Like Robert Johnson, P. Lev at the crossroads
Spotted Eagle. Can’t Have Him Fly. . . No Fly List For Sure !
The first day of President Trump’s impeachment trial didn’t end until close to 2 a.m. on Wednesday, keeping senators up late. Recording devices are not allowed inside the Senate chamber, but a sketch artist captured some of the lawmakers looking less than invested in the proceedings.
“Yeah, some senators are playing with their Apple watches, others are solving crosswords and worst of all, a senator from Idaho fell asleep — like ‘asleep’ asleep. Because you know you’ve been sleeping for a long time when an artist has time to sketch your portrait.
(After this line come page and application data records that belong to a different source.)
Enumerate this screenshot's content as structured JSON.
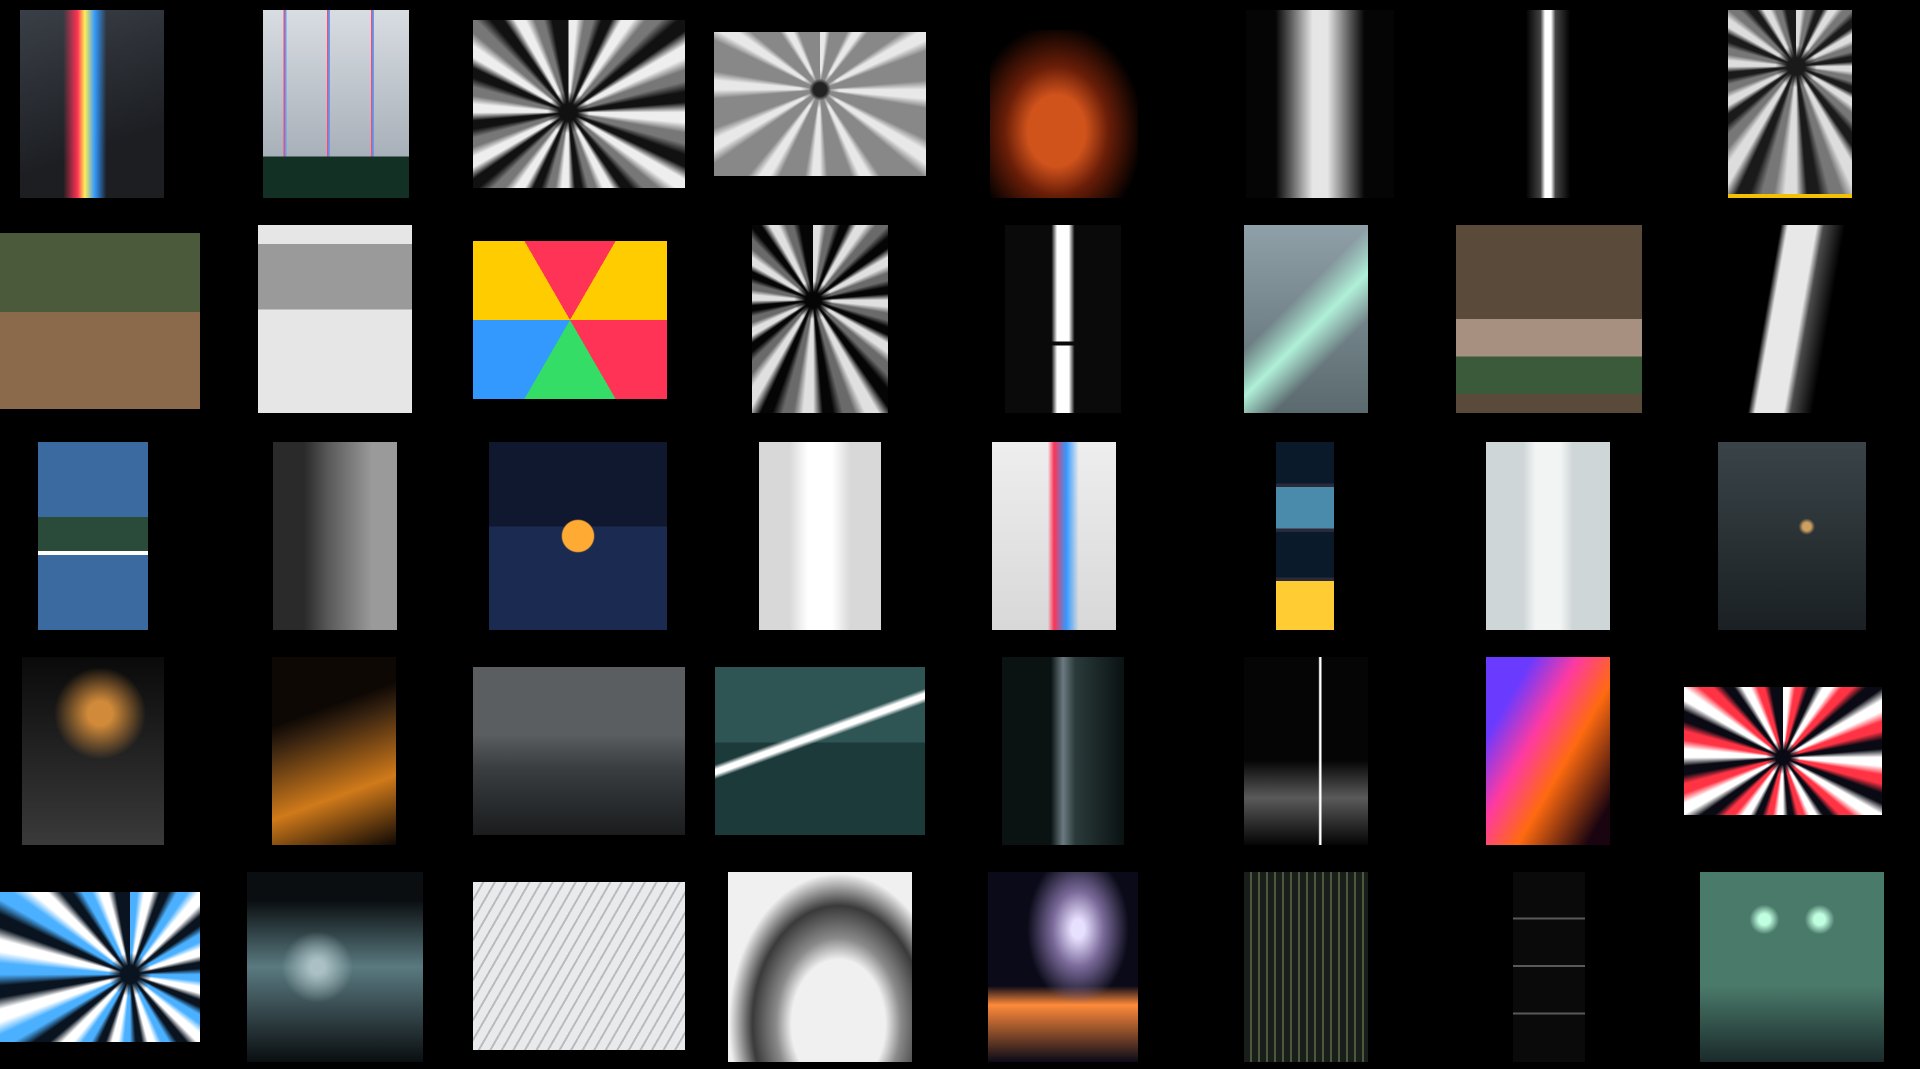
{
  "board": {
    "background": "#000000",
    "rows": [
      {
        "row": 1,
        "tiles": [
          {
            "id": "r1c1",
            "style": "prism-wall",
            "colors": [
              "#1c1e22",
              "#3a3f47",
              "#ff3355",
              "#3399ff",
              "#ffee55"
            ]
          },
          {
            "id": "r1c2",
            "style": "rainbow-room",
            "colors": [
              "#d8dde2",
              "#9aa3ad",
              "#ff4477",
              "#44aaff",
              "#123024"
            ]
          },
          {
            "id": "r1c3",
            "style": "speed-tunnel",
            "colors": [
              "#111111",
              "#eeeeee",
              "#777777",
              "#ff3300",
              "#ffcc00"
            ]
          },
          {
            "id": "r1c4",
            "style": "zoom-corridor",
            "colors": [
              "#222222",
              "#e8e8e8",
              "#888888"
            ]
          },
          {
            "id": "r1c5",
            "style": "orange-glow",
            "colors": [
              "#000000",
              "#d0531c",
              "#6a1e08",
              "#ffffff"
            ]
          },
          {
            "id": "r1c6",
            "style": "light-slit",
            "colors": [
              "#050505",
              "#e6e6e6",
              "#5a5a5a"
            ]
          },
          {
            "id": "r1c7",
            "style": "light-slit-dark",
            "colors": [
              "#000000",
              "#ffffff",
              "#444444"
            ]
          },
          {
            "id": "r1c8",
            "style": "tunnel-yellow",
            "colors": [
              "#1a1a1a",
              "#dddddd",
              "#f2c200"
            ]
          }
        ]
      },
      {
        "row": 2,
        "tiles": [
          {
            "id": "r2c1",
            "style": "inverted-bedroom",
            "colors": [
              "#4a5a3a",
              "#8a6a4a",
              "#2a5a9a",
              "#c45a2a"
            ]
          },
          {
            "id": "r2c2",
            "style": "gallery-window",
            "colors": [
              "#e6e6e6",
              "#9a9a9a",
              "#3a3a3a"
            ]
          },
          {
            "id": "r2c3",
            "style": "hex-cube",
            "colors": [
              "#2a0800",
              "#ffcc00",
              "#ff3355",
              "#33dd66",
              "#3399ff"
            ]
          },
          {
            "id": "r2c4",
            "style": "bw-spiral",
            "colors": [
              "#050505",
              "#e0e0e0",
              "#6a6a6a"
            ]
          },
          {
            "id": "r2c5",
            "style": "split-prism",
            "colors": [
              "#0a0a0a",
              "#ffffff",
              "#888888"
            ]
          },
          {
            "id": "r2c6",
            "style": "fog-building",
            "colors": [
              "#8fa0a8",
              "#5a6a6e",
              "#b0f0d8"
            ]
          },
          {
            "id": "r2c7",
            "style": "inverted-living",
            "colors": [
              "#5a4a3a",
              "#a89080",
              "#3a5a3a",
              "#ffffff"
            ]
          },
          {
            "id": "r2c8",
            "style": "skyscraper-void",
            "colors": [
              "#000000",
              "#e8e8e8",
              "#4a4a4a"
            ]
          }
        ]
      },
      {
        "row": 3,
        "tiles": [
          {
            "id": "r3c1",
            "style": "triple-motion",
            "colors": [
              "#3a6aa0",
              "#d8b060",
              "#2a4a3a",
              "#ffffff"
            ]
          },
          {
            "id": "r3c2",
            "style": "fog-cliff",
            "colors": [
              "#2a2a2a",
              "#9a9a9a",
              "#5a5a5a"
            ]
          },
          {
            "id": "r3c3",
            "style": "harbour-sunset",
            "colors": [
              "#101830",
              "#ffaa33",
              "#ff3322",
              "#1a2a50"
            ]
          },
          {
            "id": "r3c4",
            "style": "rainbow-beam",
            "colors": [
              "#d8d8d8",
              "#ffffff",
              "#ff3355",
              "#33dd66",
              "#3399ff"
            ]
          },
          {
            "id": "r3c5",
            "style": "shadow-spectrum",
            "colors": [
              "#eeeeee",
              "#d8d8d8",
              "#ff3355",
              "#3399ff",
              "#2a1a20"
            ]
          },
          {
            "id": "r3c6",
            "style": "four-panel-night",
            "colors": [
              "#0a1a2a",
              "#4a8aaa",
              "#ffcc33",
              "#2a2a3a"
            ]
          },
          {
            "id": "r3c7",
            "style": "pale-beam",
            "colors": [
              "#cfd6d8",
              "#f2f4f4",
              "#8aa0a8"
            ]
          },
          {
            "id": "r3c8",
            "style": "fog-house",
            "colors": [
              "#1a2024",
              "#3a4448",
              "#d0a060"
            ]
          }
        ]
      },
      {
        "row": 4,
        "tiles": [
          {
            "id": "r4c1",
            "style": "rainy-street",
            "colors": [
              "#0a0a0a",
              "#d08a3a",
              "#3a3a3a"
            ]
          },
          {
            "id": "r4c2",
            "style": "overpass-amber",
            "colors": [
              "#0e0804",
              "#d07a1a",
              "#3a2410"
            ]
          },
          {
            "id": "r4c3",
            "style": "misty-plain",
            "colors": [
              "#3a3e40",
              "#1a1c1e",
              "#5a5e60"
            ]
          },
          {
            "id": "r4c4",
            "style": "teal-room",
            "colors": [
              "#1c3a3a",
              "#2e5454",
              "#ffffff",
              "#c8d8c8"
            ]
          },
          {
            "id": "r4c5",
            "style": "tower-mist",
            "colors": [
              "#0a1212",
              "#2a3a3a",
              "#6a7a80"
            ]
          },
          {
            "id": "r4c6",
            "style": "floor-rays",
            "colors": [
              "#050505",
              "#ffffff",
              "#5a5a5a"
            ]
          },
          {
            "id": "r4c7",
            "style": "neon-bridge",
            "colors": [
              "#1a0410",
              "#ff6a10",
              "#ff3aa0",
              "#6a3aff"
            ]
          },
          {
            "id": "r4c8",
            "style": "color-speed",
            "colors": [
              "#0a0a14",
              "#ffffff",
              "#ff3344",
              "#3399ff"
            ]
          }
        ]
      },
      {
        "row": 5,
        "tiles": [
          {
            "id": "r5c1",
            "style": "blue-warp",
            "colors": [
              "#0a1420",
              "#4ab0ff",
              "#ffffff",
              "#ff9944"
            ]
          },
          {
            "id": "r5c2",
            "style": "night-underpass",
            "colors": [
              "#0a0e10",
              "#5a7a80",
              "#aac0c4"
            ]
          },
          {
            "id": "r5c3",
            "style": "snow-rays",
            "colors": [
              "#e8eaec",
              "#b8bcc0",
              "#202020"
            ]
          },
          {
            "id": "r5c4",
            "style": "white-curve",
            "colors": [
              "#f0f0f0",
              "#3a3a3a",
              "#8a8a8a"
            ]
          },
          {
            "id": "r5c5",
            "style": "galaxy-bridge",
            "colors": [
              "#0a0a18",
              "#7a6a9a",
              "#ff8a3a",
              "#e8e0ff"
            ]
          },
          {
            "id": "r5c6",
            "style": "forest-glow",
            "colors": [
              "#1a1e1a",
              "#4a5a3a",
              "#c0d8a0"
            ]
          },
          {
            "id": "r5c7",
            "style": "four-beams",
            "colors": [
              "#0a0a0a",
              "#ffffff",
              "#5a5a5a"
            ]
          },
          {
            "id": "r5c8",
            "style": "bus-stop-fog",
            "colors": [
              "#1a2a2a",
              "#4a7a6a",
              "#c0ffe0",
              "#ff9a3a"
            ]
          }
        ]
      }
    ]
  }
}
That’s sleep.” — TREVOR NOAH, referring to Senator Jim Risch of Idaho
“It’s totally understandable that Senator Risch fell asleep at 5:30 p.m. Wow! Wow! Four and a half hours in — somebody poke him.” — STEPHEN COLBERT
“He didn’t just nod off for a second — he was asleep long enough to be hand drawn. Put a glass under his mouth to see if it fogs up a little bit.” — STEPHEN COLBERT
“A spokesman said he wasn’t sleeping, he was just listening closely, which is exactly what my grandmother used to say when she was sleeping.” — JIMMY KIMMEL
“You couldn’t help but be moved by the historic nature of the event unless you were Senator Rand Paul, because according to one reporter, every few minutes, Rand Paul keeps flipping through his notebook to do bits of a crossword. [Imitating Rand Paul] Let’s see here, let’s see here: ‘Sackless Trump toady, eight letters’ — oh! Rand Paul!”— STEPHEN COLBERT
“Meanwhile, Adam Schiff looked like he spent the night dropping Adderall into his Four Loko.” — JIMMY FALLON
“He laid out a ton of evidence against the president, much of it sound bites of Trump himself, and he invoked the founding fathers and their words a lot. Schiff quoted Hamilton so many times today, he was nominated for five Tony Awards.” — JIMMY KIMMEL
“It was gratifying to see someone taking the constitutional responsibility of their office seriously. He laid out the case against the president clearly, passionately, cogently and, I believe, courageously. Because whether or not President Trump is removed from office, history will not forgive those who looked the other way at his abuses or forget those who stepped in the breach at this moment of crisis. So, no surprise, the No. 1 trending topic on Twitter was Mr. Peanut.” — STEPHEN COLBERT
“Schiff stood there today in front of his audience discussing the president’s corruption and incompetence using graphics, audio and video of witnesses, even clips of Trump incriminating himself. Hey, Schiff, you’re treading on my turf. If I find out you’ve got a house band, I’m suing.” — STEPHEN COLBERT
Although he was very successful as a Daimyo Matsudaira Fumai is remembered today as an eccentric tea master, an aesthete, and connoisseur of tea utensils, wares and artifacts. As he was an authority on all aspects of tea, people would also ask him for advice, for example on how to prepare the break (Nakadachi) in the procedure of a formal tea gathering. And as probably always the most important bit comes to the very end:
“How to prepare the Nakadachi-pause? It depends on the length of Roji-path. With a long path, prepare the pause right after the meal is withdrawn. We water the garden and path. If there is a bench inside of a Nakaguri-gate, the outside pathway does not need to be watered. We water until the bench. If the bench is outside, the whole pathway needs to be watered. If there are leaves scattered around the garden and look unpleasant, sweep them under a tree. All the bamboos and stepping-stones in the view need to be watered. We keep in mind that in summer we water the trees, in winter water the stones. But most important is not to waste time.”
Monument 6″ @ 0.55″
Red Mountain Pass 5″ @ 0.4″
Molas Pass 4″ @ 0.4″
Coal Bank Pass 6″ @ 0.6″